Denise Evans Durkin
Seventy years – she lays her favorite red robe
across the bed and wonders – it’s fading and torn –
she spreads her arms wide –
six children, an entire life.
If I lift this robe and shake it maybe they will fall out –
husband, sons, and daughters –
and maybe I might catch them, but these hands
are not strong any more.
You know I miss you, she says to the photograph of him
smiling, looks at the second one of all of them that day
at the amusement park, all of them laughing –
she tells herself this is all I’ve got – the children are grown
and gone – strewn across the planet like wildflowers.
Brushing iron gray hair, she remembers it auburn, remembers
peach pomade, forbidden cigarettes, dancing to Harry James –
swinging the war away – cooking a meal for the two of them,
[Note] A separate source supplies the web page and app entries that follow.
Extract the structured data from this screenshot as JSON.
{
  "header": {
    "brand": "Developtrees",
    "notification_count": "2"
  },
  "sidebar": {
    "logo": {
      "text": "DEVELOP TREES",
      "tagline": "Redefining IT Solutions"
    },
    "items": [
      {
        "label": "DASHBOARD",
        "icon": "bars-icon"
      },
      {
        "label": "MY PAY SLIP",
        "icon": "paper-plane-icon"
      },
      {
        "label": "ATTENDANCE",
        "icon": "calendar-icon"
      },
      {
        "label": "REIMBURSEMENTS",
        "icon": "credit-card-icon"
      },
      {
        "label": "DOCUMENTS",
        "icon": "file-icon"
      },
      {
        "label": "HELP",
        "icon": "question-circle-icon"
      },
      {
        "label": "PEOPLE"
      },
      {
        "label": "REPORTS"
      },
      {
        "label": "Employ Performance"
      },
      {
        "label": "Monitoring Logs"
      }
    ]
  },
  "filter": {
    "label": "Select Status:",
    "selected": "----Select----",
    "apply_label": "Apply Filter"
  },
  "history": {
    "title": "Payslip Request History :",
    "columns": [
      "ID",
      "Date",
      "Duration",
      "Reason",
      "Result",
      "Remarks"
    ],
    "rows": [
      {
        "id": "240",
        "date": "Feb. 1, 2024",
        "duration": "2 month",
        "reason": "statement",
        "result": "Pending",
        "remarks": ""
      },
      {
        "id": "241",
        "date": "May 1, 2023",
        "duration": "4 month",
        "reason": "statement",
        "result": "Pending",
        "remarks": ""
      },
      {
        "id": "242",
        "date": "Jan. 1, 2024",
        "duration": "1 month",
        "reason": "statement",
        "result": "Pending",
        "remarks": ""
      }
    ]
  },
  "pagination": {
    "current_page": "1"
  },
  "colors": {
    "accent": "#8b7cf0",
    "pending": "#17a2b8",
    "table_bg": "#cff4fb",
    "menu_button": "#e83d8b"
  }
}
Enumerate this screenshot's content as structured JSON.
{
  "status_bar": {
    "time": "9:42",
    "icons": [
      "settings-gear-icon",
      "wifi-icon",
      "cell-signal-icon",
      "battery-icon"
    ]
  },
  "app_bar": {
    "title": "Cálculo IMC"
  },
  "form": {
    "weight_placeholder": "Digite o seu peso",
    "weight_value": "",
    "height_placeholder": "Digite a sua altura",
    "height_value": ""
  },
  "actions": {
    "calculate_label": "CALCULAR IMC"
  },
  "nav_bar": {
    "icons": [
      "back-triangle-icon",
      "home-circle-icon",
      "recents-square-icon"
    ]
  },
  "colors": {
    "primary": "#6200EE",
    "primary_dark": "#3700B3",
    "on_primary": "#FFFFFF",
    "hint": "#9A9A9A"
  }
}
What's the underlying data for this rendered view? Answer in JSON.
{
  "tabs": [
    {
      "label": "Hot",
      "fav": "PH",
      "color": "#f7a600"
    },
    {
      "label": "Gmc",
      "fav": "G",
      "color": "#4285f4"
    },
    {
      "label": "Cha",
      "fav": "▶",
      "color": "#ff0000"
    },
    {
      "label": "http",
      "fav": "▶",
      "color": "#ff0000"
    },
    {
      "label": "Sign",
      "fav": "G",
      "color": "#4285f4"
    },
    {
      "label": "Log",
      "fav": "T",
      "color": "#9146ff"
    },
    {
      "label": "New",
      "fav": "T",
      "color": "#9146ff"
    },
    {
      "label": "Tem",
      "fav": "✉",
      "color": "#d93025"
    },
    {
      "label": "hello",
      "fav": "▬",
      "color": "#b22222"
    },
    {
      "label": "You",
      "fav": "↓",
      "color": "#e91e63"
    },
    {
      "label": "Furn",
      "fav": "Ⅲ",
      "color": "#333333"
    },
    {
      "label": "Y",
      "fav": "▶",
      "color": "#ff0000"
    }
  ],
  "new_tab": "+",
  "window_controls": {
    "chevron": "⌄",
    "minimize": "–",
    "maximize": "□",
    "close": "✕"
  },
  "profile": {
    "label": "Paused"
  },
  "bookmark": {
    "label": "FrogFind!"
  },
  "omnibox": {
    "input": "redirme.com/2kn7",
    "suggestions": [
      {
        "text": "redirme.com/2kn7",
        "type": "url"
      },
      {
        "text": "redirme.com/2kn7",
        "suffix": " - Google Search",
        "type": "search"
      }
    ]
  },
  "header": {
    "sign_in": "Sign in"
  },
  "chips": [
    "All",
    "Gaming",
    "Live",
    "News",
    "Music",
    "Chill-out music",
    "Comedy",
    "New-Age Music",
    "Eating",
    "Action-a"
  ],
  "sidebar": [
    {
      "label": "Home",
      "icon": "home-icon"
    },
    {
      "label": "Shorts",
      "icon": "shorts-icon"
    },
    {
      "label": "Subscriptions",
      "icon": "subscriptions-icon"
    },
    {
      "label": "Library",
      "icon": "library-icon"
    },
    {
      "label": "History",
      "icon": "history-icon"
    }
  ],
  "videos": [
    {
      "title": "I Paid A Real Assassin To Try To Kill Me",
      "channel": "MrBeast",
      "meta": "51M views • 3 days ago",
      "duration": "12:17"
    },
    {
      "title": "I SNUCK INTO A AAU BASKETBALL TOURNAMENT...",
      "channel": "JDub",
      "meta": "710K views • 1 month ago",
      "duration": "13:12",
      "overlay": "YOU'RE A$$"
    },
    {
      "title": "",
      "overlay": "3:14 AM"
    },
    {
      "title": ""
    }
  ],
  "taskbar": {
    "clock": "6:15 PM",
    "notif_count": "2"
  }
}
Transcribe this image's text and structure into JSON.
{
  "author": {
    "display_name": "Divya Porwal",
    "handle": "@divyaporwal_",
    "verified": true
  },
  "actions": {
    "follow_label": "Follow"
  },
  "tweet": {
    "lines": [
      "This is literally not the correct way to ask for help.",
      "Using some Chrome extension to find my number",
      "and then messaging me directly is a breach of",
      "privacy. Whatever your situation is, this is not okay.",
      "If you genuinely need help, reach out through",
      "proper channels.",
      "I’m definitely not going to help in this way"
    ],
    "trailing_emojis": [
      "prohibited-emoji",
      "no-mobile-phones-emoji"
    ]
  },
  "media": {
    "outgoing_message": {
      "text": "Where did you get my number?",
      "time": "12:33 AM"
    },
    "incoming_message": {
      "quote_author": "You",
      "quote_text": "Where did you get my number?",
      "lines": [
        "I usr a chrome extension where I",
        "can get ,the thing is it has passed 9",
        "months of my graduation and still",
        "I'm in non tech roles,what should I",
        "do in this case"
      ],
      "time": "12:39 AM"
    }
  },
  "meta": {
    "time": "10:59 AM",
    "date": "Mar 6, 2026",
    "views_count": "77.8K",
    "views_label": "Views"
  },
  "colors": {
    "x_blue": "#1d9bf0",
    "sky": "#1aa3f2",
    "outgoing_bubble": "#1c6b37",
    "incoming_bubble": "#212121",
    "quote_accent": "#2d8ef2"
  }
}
just the nearness of you, barefoot, still in her little black dress
before the end of war, marriage, compromises, acceptances, denials,
before children when the world and everything in it belonged to her.
She remembers. And she imagines the world a root vegetable –
all is secret goodness underground – she can hold it
upside down where she might find her little ones growing.